In the data below, find the lines containing "amarillo" and say how many there are, nothing more.

(Dataset rows for apps and sites)
################

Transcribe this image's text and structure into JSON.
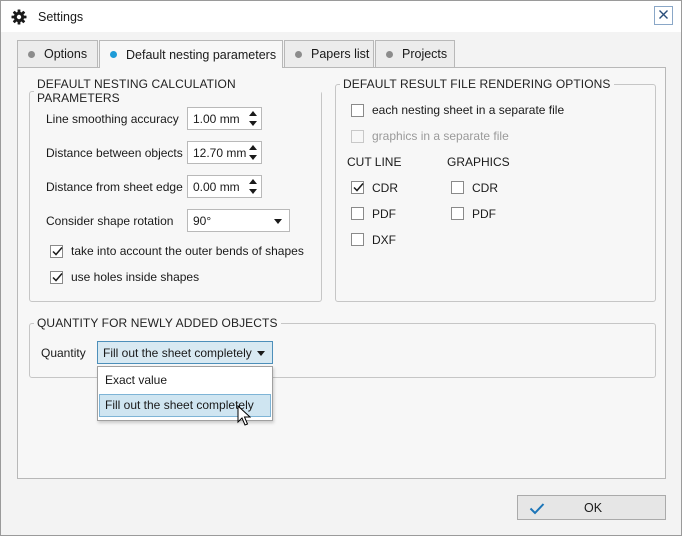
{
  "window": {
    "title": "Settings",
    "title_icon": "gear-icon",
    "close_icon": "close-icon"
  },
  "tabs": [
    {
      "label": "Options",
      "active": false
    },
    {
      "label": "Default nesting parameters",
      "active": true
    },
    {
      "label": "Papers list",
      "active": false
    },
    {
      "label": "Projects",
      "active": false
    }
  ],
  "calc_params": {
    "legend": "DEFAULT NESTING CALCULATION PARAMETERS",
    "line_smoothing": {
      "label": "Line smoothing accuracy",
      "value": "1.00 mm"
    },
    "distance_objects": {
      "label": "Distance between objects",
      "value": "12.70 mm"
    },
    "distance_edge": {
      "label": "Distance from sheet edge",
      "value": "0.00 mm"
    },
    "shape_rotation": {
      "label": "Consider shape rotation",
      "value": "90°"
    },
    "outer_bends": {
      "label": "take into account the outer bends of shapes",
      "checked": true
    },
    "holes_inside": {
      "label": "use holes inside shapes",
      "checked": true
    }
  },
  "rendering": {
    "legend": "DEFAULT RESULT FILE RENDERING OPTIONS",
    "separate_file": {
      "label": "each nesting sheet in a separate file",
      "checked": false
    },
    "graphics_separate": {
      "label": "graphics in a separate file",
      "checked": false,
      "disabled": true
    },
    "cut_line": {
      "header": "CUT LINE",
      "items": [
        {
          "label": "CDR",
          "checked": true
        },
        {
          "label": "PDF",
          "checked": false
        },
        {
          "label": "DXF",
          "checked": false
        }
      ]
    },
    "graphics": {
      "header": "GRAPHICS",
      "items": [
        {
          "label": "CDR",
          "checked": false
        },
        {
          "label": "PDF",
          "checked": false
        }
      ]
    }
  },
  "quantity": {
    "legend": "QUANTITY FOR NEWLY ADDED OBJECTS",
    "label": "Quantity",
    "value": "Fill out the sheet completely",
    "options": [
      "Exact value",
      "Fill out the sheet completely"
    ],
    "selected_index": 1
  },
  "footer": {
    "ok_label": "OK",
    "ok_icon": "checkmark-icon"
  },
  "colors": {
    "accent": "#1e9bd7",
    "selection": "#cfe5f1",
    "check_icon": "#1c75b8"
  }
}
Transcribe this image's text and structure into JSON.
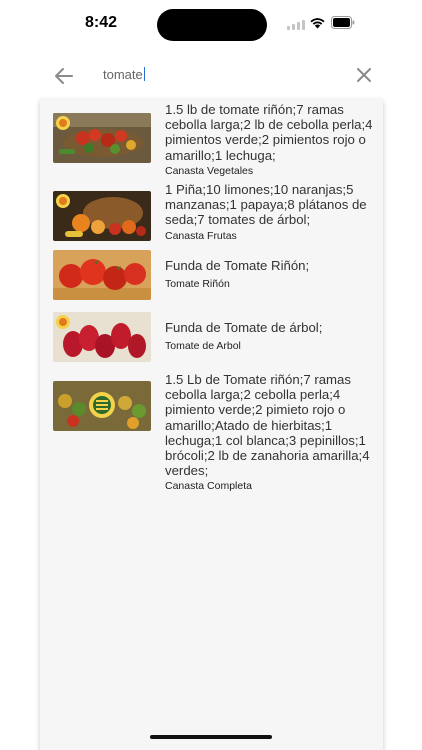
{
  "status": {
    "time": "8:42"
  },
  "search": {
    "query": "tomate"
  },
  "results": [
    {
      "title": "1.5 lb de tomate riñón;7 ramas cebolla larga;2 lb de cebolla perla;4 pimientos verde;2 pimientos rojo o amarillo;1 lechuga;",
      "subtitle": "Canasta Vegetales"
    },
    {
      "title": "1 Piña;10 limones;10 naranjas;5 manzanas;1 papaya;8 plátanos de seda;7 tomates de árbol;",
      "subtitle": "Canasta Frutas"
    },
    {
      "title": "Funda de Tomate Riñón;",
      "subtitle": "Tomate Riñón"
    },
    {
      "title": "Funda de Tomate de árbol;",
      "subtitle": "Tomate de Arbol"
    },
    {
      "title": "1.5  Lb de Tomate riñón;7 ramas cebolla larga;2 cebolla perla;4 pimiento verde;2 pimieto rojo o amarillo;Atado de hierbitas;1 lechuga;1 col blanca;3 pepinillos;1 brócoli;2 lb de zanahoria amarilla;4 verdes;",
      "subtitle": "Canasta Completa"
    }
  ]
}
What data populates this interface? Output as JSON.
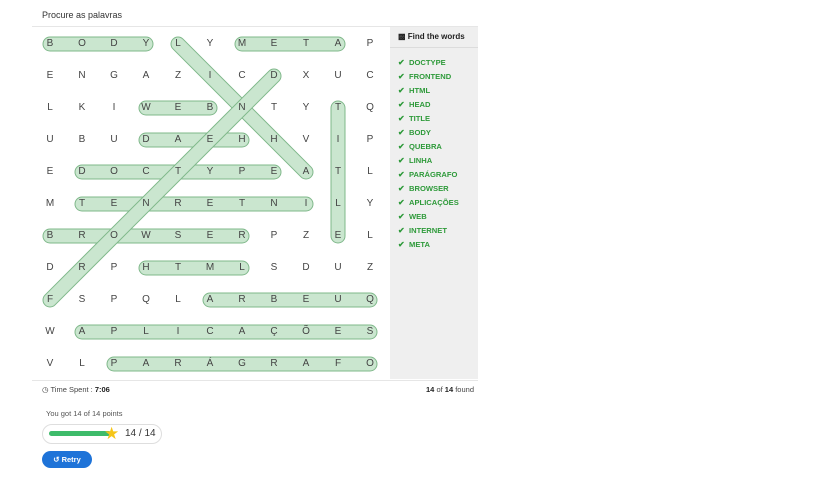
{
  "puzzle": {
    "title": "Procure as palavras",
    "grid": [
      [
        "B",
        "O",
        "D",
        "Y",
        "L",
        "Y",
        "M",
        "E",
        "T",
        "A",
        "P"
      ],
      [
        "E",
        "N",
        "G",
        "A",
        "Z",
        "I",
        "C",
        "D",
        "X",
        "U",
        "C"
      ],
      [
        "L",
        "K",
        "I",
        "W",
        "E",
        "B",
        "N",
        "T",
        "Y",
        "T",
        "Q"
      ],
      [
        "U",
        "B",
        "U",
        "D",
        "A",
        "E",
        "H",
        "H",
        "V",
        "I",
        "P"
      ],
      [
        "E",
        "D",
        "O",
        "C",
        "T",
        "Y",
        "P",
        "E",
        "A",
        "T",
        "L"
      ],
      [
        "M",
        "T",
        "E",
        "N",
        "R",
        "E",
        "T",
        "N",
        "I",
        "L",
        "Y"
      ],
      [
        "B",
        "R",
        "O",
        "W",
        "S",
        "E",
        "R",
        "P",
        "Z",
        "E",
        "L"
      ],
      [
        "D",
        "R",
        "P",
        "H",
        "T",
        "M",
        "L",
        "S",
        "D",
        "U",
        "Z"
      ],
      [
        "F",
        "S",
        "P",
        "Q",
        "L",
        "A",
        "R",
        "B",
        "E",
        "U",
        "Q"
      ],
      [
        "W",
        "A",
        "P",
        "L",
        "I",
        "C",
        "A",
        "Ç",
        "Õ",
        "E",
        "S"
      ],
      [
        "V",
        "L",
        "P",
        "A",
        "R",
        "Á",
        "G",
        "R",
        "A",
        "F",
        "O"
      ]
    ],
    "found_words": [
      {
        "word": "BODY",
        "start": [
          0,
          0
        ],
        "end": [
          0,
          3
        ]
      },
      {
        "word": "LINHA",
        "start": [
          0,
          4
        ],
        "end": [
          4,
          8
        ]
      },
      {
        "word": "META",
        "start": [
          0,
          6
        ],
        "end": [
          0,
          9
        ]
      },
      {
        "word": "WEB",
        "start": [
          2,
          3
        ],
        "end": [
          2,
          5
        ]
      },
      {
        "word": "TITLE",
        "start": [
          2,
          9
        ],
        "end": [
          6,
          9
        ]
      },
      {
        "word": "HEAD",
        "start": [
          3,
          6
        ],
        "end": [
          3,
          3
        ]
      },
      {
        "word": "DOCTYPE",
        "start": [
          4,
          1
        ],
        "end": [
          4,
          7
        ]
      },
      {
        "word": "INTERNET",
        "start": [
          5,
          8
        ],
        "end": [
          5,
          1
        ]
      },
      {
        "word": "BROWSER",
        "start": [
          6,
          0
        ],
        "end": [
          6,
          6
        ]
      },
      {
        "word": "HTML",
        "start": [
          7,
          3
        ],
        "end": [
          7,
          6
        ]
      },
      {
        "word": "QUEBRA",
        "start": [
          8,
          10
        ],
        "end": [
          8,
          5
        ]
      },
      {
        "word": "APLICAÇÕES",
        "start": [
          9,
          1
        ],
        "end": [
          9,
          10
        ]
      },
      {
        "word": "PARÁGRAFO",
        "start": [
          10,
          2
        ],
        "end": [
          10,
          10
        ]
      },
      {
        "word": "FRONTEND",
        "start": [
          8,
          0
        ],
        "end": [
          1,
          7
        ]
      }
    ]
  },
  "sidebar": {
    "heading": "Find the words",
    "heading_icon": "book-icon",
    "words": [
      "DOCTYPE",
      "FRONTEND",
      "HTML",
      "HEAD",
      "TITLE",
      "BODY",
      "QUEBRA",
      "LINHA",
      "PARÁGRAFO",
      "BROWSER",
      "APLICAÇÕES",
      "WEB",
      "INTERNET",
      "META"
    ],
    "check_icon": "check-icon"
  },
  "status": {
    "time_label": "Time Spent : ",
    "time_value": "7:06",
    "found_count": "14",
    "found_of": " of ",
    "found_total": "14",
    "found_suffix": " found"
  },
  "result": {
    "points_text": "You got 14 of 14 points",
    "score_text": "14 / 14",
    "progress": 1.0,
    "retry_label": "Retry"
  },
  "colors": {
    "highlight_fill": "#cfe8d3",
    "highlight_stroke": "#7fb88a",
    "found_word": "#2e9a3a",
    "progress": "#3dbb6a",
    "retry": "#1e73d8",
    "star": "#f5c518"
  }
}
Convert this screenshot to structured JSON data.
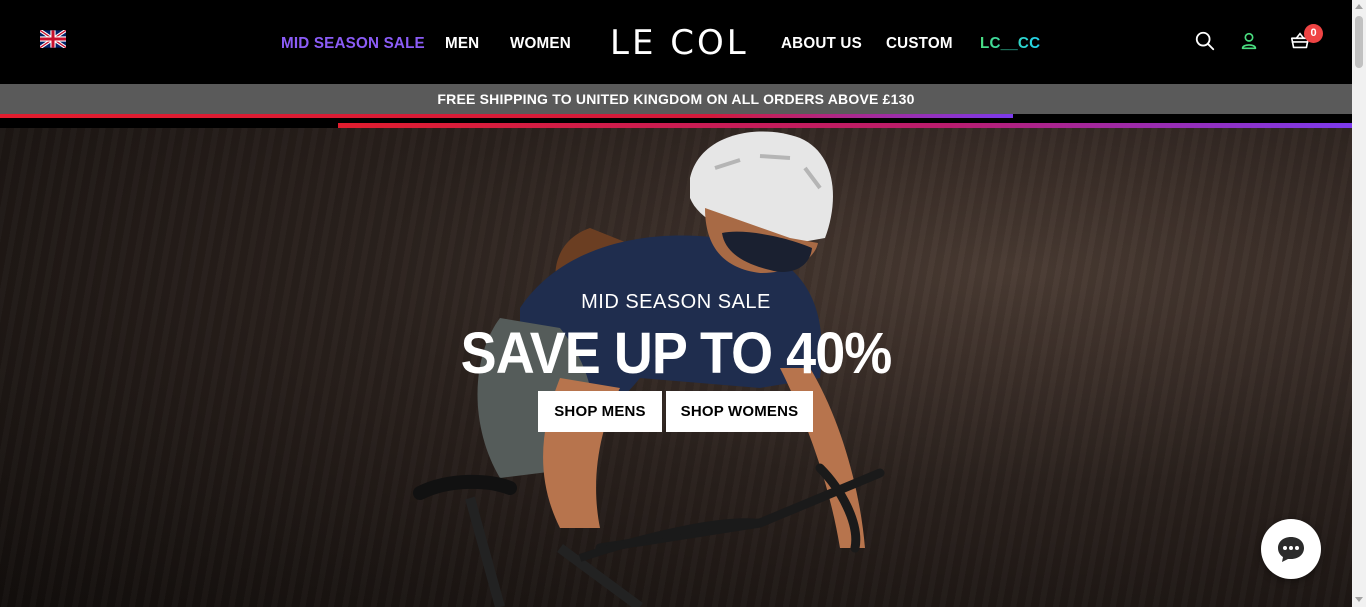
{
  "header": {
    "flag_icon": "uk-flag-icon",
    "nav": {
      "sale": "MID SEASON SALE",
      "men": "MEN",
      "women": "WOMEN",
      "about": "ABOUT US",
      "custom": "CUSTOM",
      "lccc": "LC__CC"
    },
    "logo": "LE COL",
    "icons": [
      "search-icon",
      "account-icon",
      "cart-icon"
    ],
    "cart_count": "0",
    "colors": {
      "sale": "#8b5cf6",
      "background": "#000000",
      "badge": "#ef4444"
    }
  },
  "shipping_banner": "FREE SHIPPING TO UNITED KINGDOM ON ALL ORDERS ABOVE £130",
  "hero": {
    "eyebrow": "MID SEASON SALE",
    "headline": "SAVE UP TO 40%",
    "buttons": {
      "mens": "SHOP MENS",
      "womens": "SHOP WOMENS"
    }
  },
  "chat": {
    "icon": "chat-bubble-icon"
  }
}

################

Problem solution. 2